I'm now facing a daughter who is doing online schooling and she hates it. Can't stand it. Whether it's the result of my approach with her, whether it's the result of the nature of the online schooling or a mix of the two is hard to say, but she hates it. And I hate it, I have to be honest. It's so uninspiring. But she is determined to have the provincial diploma and to go about it this way or in school. I don't know if it's the lack of my making her do things in the past that has her not wanting to try a different way or what, but I am discovering she has ways of thinking I was unaware of! Add to that, she has no confidence whatsoever in writing in French, her mother tongue, which makes me very sad and feel very guilty.

And I have a 13yo, grade 8 son who has not yet written a paragraph in his life in either language. High school starts in grade 10 here. I am quite convinced I will not have him do the online, and he will not have any interest in going to school, and honestly, might not have any interest in getting the provincial diploma. Regardless, he's technically supposed to start high school in less than two years. I need something to change so I don't feel like I've completely botched things!

I suppose part of my issues are resulting from my not only loving the Montessori method, but also loving things like the Sudbury Valley School but I recognize there is a particular environment with that, that having a mass of students of various ages around you all doing the same thing (directing their own learning) is far more inspirational than at home. Or can be. So I turn back to Montessori, or Montessori-influenced Charlotte Mason, to have a bit of the structure, to have the seeds to plant and the limits in place to help them.

What do I do at this point? What would Maria do if she were here in person and could guide me?

Photo taken from .

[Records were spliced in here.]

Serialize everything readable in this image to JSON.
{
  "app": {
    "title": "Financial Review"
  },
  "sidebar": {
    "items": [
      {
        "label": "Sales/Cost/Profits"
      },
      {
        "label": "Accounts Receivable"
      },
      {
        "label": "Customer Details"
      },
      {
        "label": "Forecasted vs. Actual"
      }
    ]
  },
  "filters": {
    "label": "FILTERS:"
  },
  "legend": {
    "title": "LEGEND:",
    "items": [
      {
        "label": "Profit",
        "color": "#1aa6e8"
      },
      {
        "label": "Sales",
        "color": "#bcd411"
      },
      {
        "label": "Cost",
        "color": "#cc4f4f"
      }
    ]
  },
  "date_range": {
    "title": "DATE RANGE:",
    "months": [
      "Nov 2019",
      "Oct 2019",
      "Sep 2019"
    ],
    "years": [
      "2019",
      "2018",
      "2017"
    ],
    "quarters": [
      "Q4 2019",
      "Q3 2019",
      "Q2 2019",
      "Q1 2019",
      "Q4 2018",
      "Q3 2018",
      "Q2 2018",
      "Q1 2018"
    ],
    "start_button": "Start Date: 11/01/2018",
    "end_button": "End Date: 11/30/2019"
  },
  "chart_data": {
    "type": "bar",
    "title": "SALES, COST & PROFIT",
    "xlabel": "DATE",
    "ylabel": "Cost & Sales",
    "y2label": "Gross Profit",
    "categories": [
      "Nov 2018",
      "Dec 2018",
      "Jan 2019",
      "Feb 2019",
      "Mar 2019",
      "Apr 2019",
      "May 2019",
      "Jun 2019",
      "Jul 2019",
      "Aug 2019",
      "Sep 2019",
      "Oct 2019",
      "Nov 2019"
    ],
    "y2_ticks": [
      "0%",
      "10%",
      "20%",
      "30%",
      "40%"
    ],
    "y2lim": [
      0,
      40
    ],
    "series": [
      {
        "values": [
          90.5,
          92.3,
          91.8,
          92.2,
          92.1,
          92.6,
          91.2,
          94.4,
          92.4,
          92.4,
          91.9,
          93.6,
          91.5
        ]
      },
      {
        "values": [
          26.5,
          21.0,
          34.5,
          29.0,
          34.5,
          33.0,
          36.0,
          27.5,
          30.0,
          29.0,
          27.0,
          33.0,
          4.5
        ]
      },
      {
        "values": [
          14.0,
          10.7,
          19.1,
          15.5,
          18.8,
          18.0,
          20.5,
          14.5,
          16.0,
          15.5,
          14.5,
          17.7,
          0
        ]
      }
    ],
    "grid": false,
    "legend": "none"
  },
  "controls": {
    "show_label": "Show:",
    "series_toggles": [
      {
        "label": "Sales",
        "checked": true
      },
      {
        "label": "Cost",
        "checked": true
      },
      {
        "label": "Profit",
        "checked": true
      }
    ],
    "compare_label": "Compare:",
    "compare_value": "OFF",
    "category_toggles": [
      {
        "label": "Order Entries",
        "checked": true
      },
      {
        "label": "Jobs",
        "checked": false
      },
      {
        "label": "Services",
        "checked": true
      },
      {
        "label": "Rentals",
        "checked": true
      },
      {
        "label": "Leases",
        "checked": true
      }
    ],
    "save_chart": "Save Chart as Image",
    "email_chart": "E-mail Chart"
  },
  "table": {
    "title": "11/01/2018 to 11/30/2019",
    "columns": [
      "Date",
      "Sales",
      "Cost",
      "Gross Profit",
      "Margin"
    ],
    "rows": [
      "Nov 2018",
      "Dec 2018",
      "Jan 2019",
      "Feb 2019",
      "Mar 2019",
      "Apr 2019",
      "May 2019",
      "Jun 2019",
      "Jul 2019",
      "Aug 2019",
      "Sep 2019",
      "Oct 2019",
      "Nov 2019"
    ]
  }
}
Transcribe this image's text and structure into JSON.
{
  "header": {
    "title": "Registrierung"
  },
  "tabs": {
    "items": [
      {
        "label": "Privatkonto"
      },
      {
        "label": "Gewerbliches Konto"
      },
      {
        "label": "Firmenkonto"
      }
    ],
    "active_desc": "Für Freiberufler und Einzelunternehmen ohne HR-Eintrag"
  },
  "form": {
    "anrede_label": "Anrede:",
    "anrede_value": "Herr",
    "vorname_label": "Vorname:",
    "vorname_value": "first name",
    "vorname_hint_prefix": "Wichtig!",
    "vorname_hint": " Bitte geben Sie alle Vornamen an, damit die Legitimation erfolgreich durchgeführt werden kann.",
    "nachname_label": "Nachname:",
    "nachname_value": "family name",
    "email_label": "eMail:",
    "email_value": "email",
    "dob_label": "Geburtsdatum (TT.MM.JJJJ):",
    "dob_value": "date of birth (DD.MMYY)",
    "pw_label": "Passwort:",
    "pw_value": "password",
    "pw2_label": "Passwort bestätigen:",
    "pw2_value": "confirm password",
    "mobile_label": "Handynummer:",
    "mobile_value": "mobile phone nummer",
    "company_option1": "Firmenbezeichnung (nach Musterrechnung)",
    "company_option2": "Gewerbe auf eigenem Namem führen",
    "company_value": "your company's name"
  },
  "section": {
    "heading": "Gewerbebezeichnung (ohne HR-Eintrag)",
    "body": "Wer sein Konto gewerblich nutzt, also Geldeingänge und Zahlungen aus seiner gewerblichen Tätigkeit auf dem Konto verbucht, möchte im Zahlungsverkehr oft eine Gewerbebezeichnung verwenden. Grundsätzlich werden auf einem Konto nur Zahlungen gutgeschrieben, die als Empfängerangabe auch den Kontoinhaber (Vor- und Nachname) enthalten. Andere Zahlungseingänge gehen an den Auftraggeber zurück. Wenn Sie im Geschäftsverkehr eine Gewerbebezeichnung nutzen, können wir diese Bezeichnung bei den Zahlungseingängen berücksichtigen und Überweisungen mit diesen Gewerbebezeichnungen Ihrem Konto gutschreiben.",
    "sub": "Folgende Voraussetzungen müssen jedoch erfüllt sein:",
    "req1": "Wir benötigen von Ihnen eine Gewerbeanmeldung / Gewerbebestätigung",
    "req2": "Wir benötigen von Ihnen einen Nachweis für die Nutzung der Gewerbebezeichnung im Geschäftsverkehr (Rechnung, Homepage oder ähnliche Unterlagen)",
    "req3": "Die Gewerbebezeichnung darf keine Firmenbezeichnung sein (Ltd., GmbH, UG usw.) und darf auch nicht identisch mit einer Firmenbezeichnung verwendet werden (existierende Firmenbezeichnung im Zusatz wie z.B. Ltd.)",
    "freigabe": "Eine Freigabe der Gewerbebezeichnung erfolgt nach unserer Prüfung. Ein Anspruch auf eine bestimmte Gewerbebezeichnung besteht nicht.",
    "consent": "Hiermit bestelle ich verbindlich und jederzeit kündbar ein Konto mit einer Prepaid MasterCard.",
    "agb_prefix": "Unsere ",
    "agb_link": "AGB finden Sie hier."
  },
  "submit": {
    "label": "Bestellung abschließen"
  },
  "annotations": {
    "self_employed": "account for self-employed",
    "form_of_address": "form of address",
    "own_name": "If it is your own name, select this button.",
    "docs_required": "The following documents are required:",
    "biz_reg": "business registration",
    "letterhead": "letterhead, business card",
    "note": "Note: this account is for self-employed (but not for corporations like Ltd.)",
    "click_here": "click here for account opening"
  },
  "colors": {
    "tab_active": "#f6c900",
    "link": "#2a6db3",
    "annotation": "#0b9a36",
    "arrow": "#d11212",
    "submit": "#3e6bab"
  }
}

Part of me hears her saying with an Italian accent, "They are too old. There's nothing to be done." lol. But she thought that before with students and they proved her wrong. So, after I've pointed that out to her, what would she say to me?

"Freedom within limits."

Okay... Which limits?

*I'm not hearing anything*

What were her limits? Did she have things they had to work on? I'm thinking more the upper levels.

Perhaps it's time for me to refresh my memory and read some books and go check out all the adolescent links I have stored on this site. While they are aimed at students who have been "doing" Montessori since preschool for the most part, there is still something to be gleaned from it all.

In the meantime, I will place some limits on my kids on school days to do with the amount of time they spend on electronics. I will resume the Charlotte Mason-influenced assigned work with my son, but perhaps do it with a little more freedom (give him the list; he decides what to do in which order). And I will make a concerted effort to figure out how to get this 13yo son of mine to write more while thinking about ways I could bring French writing into the daily life of my daughter, without a sense of coercion or it being more she has to do.